Originally published in Comfort Zone Newsletter: May 2013
Aletha Solter, HSP, is a Swiss/American who studied with Jean Piaget and earned her Ph.D. at University of California, Santa Barbara. Aletha is a highly creative woman. She wrote a book called Tears and Tantrums, in which she suggested that infants and all people should be allowed to cry freely–with someone’s loving attention–rather than placated with jiggling, food, or other distractions. She reasoned that the tension needed to be released; that tears contain the stress-hormone cortisol so that shedding them reduces arousal; and that being firmly and calmly held while “falling apart” is very good for all of us.
In Attachment Play, Solter takes a creative approach to discipline for children from birth to twelve that goes beyond simply being nonpunitive. It promotes the use of play that (a) releases tension, (b) gets the child laughing, and (c) in that good mood makes cooperation comfortable and easy. In my own language of linking and ranking, Aletha is suggesting that “pulling rank” only makes children feel angry, powerless, passive aggressive, manipulative, and all those other things parents are familiar with. Moving you and your child from ranking to linking is the way to make a family a linking team that supports each member and gets done whatever needs to be done.
Handling Those Difficult Limit-Setting Moments Without a Power Play
The book is structured around common situations requiring limit setting (she is not advocating permissive parenting), such as toilet training, bed time, lying or stealing, “bad” language, aggression, and sibling rivalry. She also applies attachment play to difficult times, such as divorce, the birth of a sibling, and separations. But it is based on a type of play that can and should be done anytime, as playing with a child is one of the very best ways to form a strong secure attachment, as you are showing genuine interest in your child.

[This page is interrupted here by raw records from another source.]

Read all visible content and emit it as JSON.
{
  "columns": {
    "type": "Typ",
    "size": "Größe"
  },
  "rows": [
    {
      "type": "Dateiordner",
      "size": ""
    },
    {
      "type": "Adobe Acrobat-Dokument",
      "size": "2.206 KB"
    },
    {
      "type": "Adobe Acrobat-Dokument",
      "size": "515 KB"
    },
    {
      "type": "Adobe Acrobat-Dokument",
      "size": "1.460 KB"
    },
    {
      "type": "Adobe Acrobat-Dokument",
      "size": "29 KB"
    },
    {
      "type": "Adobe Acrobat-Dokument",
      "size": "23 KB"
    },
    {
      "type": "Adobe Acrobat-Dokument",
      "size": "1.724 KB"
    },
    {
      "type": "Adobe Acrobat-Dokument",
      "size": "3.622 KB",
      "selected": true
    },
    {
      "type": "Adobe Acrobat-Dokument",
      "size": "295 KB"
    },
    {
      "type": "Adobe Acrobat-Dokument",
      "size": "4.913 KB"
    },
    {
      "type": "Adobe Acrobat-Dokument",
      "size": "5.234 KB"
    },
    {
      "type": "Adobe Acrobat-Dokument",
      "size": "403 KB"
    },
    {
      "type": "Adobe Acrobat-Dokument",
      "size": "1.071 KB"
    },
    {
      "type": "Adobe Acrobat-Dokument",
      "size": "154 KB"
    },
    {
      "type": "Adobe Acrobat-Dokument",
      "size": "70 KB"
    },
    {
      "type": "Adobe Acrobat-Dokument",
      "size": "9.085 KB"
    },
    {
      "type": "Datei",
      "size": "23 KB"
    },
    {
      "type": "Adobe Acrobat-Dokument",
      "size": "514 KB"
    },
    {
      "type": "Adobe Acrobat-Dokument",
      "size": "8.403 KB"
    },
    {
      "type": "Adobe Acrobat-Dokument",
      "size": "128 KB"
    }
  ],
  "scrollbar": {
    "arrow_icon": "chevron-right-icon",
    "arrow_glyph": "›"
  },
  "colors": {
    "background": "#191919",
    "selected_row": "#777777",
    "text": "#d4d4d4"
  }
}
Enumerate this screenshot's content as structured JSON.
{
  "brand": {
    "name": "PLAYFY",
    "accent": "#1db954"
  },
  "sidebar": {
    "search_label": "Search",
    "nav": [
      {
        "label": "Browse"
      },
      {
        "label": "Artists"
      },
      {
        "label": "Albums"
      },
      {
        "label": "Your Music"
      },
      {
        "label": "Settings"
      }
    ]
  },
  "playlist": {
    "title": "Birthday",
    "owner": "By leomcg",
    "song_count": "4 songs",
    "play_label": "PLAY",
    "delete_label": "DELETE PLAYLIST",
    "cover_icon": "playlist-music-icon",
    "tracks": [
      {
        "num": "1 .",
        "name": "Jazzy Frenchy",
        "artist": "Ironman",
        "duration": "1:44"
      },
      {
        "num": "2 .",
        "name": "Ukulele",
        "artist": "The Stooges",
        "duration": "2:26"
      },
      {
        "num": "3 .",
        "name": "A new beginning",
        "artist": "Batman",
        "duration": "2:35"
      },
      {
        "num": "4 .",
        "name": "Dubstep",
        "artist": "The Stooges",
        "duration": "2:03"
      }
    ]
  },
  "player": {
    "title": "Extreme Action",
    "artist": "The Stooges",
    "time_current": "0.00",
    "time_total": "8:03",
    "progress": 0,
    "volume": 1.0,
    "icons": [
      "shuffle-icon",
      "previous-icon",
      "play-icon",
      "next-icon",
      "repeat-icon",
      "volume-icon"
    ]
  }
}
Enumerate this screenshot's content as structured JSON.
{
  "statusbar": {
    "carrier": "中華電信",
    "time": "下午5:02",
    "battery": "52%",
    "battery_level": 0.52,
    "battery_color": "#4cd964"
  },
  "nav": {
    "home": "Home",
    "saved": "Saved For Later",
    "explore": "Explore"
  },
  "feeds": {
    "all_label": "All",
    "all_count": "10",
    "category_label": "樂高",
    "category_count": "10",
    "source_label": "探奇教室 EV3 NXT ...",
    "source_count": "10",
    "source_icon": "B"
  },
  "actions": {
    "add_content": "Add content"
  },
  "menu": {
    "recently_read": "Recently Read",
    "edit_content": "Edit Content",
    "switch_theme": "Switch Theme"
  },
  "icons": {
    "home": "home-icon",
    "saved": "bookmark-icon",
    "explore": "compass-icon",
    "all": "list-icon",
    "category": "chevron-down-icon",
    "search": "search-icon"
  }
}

She lists nine forms of attachment play, but my favorite is a set of power-reversal games. Although parents may feel controlled by their children, in fact parents always do have the ultimate power. To release some of the inevitable tension in children due to feeling envious, angry, hurt, and just plain powerless, she suggests games such as the parent pretending, in a silly way, to be frightened or hurt. Maybe the child threatens the parent with a plastic spider or snake, or plays doctor and “gives a shot.” Or a parent can suggest pretending that a certain pillow gives her son infinite strength, so that when he pushes against Mom, she fakes weakness and falls over helplessly. Children laugh wildly when they have these opportunities. A similar game involves two parents (especially the type always working and seeming not to want the child) mock fighting over who gets the child. “She’s mine.” “No, she’s mine! I want her.” At last the child feels the power of being attractive, not a nuisance.
Solter also helps parents who do not like to play with their child, or find it very difficult. She includes here the importance of not playing when you are not in the mood, and nurturing yourself adequately, good news for HS parents. She talks about what to do about getting furiously angry sometimes, and in an appendix she even discusses the research supporting her use of the nine types of play. And all this in a slim, quick read.
If you get attached to Solter’s style, there’s her Aware Parenting Institute in Santa Barbara, www.awareparenting.com She gives workshops, too.